** Opening Source data block **

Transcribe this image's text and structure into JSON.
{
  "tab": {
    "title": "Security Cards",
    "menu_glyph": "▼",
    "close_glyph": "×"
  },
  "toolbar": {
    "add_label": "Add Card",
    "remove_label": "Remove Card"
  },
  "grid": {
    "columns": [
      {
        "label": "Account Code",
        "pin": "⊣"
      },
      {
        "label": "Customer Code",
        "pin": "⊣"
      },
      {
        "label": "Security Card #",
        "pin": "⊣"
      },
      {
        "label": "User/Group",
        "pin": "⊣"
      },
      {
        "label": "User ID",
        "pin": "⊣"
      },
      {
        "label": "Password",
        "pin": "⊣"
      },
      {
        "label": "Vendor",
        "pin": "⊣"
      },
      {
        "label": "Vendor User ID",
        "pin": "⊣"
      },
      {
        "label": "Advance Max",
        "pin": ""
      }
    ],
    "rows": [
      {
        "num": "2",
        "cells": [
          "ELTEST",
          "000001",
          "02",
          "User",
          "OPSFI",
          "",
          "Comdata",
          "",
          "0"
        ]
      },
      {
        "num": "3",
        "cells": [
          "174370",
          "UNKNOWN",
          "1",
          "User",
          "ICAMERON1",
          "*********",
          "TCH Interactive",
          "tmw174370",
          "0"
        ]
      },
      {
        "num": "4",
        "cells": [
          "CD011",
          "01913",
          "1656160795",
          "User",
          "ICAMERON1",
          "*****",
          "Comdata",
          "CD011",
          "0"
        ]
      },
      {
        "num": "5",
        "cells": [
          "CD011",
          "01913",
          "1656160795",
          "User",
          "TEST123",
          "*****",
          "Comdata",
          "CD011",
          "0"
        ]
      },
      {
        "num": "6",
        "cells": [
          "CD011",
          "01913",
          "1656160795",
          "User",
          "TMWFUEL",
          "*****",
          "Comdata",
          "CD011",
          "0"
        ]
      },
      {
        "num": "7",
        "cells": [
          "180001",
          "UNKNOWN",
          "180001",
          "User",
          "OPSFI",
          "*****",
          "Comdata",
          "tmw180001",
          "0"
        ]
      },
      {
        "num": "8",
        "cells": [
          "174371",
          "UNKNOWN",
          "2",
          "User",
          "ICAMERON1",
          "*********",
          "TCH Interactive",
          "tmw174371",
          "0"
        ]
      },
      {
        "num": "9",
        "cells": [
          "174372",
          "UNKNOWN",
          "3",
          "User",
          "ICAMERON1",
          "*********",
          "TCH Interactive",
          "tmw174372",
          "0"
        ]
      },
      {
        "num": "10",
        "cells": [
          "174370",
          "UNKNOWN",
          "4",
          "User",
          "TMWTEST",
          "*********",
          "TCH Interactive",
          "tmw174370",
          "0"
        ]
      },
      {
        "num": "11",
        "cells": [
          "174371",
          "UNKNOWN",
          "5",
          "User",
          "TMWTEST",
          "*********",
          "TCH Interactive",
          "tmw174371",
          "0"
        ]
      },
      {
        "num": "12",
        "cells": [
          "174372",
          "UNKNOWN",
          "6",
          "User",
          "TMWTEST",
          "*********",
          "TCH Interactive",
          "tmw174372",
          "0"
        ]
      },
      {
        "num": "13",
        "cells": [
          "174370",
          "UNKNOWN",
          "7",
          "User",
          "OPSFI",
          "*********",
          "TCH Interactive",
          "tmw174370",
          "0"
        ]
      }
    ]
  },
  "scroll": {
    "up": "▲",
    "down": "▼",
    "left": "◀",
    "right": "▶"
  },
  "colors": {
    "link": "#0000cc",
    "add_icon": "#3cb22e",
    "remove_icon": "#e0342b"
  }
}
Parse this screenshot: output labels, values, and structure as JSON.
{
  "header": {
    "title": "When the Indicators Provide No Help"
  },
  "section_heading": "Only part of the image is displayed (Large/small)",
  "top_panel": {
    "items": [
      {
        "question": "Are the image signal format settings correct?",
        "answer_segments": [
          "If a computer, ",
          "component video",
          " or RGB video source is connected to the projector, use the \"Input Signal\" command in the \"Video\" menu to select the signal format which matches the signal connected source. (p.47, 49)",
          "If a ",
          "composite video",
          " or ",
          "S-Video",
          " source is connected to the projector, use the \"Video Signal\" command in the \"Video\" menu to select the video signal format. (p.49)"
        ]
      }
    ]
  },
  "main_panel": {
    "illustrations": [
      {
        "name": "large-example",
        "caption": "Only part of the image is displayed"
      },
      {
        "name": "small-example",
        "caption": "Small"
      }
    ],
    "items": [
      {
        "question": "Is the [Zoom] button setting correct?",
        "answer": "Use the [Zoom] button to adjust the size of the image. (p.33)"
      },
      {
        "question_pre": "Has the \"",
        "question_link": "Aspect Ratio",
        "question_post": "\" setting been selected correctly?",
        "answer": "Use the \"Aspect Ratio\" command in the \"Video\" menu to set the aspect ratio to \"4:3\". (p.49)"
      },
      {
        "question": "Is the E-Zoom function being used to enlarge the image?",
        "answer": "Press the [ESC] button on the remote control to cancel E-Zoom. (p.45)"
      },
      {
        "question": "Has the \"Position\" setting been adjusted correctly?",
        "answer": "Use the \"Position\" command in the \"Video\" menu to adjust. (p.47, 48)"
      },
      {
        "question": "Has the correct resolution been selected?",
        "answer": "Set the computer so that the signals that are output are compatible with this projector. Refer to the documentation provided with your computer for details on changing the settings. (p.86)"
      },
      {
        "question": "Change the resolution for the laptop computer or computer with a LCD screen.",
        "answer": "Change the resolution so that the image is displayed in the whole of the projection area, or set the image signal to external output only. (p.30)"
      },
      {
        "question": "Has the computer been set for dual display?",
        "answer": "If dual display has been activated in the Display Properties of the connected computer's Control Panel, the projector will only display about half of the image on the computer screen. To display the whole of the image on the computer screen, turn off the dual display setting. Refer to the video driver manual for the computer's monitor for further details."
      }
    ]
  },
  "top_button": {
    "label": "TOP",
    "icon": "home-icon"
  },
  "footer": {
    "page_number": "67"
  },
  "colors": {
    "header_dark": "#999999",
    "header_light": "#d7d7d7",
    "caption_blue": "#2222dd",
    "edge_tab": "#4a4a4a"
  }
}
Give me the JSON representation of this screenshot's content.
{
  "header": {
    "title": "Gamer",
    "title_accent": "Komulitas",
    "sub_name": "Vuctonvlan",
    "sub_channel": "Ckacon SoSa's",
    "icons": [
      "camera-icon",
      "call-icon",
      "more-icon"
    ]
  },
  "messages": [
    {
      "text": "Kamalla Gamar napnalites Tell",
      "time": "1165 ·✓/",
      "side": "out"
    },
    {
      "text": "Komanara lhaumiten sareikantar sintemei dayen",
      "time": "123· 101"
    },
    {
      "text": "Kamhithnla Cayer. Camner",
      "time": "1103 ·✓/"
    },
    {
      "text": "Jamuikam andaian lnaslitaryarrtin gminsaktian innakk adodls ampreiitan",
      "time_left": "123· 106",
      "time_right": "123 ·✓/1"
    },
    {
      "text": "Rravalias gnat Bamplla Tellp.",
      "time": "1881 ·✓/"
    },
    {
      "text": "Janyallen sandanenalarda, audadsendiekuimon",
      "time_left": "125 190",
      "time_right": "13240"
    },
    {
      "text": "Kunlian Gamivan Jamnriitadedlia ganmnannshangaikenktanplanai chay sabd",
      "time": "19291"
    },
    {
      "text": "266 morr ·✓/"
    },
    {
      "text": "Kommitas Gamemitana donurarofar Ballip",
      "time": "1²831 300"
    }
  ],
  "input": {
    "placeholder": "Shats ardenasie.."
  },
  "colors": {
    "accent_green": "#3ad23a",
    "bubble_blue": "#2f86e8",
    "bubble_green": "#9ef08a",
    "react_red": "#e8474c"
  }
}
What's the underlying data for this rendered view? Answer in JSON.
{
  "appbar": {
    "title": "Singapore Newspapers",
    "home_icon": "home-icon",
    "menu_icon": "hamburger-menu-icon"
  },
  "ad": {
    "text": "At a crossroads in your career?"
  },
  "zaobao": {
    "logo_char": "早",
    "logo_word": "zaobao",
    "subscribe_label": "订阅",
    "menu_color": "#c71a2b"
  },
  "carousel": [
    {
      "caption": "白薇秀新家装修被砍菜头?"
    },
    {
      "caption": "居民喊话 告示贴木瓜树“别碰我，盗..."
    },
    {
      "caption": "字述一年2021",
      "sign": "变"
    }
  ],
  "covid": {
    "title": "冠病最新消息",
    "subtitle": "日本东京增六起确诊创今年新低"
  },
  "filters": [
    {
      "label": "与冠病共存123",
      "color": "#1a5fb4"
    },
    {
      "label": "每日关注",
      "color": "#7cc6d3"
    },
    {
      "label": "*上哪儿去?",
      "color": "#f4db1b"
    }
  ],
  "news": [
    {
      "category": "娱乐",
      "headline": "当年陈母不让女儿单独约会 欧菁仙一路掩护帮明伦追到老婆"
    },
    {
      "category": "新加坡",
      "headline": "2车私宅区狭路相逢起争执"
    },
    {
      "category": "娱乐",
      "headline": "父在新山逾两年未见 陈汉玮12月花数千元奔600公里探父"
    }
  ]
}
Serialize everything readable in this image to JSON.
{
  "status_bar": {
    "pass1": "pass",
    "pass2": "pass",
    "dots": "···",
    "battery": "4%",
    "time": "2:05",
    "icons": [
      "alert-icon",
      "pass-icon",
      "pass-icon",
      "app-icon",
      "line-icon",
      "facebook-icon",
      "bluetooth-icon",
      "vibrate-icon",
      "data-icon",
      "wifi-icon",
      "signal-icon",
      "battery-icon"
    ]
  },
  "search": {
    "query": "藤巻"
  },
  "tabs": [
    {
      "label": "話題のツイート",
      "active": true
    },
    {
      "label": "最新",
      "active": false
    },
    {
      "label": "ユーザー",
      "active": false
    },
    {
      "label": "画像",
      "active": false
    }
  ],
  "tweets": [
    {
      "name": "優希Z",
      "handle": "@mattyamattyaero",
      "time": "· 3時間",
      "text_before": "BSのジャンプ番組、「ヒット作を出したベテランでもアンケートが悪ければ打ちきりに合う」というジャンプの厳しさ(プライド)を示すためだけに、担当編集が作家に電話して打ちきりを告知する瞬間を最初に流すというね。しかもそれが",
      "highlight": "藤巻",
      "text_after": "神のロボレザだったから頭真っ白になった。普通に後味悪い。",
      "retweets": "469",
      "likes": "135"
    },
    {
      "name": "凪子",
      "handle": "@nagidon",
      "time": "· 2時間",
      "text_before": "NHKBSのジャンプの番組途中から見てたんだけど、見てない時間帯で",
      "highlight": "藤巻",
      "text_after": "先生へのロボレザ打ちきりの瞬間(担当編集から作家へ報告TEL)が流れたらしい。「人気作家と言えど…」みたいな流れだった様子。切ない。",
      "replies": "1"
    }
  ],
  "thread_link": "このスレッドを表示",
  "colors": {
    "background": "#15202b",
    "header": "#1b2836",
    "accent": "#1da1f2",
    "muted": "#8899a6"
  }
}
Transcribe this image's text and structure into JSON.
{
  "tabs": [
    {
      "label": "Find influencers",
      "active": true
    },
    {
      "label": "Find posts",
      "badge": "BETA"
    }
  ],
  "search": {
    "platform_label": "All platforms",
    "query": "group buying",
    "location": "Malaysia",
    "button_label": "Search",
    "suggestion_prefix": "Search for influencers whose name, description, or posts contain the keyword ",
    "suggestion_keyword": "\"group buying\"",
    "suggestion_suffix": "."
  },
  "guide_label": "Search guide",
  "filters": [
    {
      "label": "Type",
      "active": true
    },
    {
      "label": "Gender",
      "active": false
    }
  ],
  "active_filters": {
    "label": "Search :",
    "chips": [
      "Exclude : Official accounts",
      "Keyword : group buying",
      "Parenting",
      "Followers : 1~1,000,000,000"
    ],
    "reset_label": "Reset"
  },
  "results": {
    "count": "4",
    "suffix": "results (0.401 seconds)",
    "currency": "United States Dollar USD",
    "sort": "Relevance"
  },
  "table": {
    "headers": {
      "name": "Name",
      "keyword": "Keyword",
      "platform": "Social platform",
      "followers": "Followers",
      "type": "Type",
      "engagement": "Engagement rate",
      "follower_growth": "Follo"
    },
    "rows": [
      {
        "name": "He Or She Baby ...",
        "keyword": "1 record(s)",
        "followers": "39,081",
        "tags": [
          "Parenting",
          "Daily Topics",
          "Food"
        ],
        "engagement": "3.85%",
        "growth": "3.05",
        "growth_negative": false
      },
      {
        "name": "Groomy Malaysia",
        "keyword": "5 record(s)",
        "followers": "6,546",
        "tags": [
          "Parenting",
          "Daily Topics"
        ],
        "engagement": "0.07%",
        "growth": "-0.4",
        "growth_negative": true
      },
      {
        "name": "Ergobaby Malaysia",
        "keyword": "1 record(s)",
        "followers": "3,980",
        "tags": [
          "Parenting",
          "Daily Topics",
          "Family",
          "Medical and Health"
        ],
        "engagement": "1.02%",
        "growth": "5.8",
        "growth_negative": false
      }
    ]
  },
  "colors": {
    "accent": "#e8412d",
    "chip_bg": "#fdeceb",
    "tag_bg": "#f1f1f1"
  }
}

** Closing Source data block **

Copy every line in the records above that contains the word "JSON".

# Response area
Transcribe this image's text and structure into JSON.
Parse this screenshot: output labels, values, and structure as JSON.
Give me the JSON representation of this screenshot's content.
What's the underlying data for this rendered view? Answer in JSON.
Serialize everything readable in this image to JSON.
Transcribe this image's text and structure into JSON.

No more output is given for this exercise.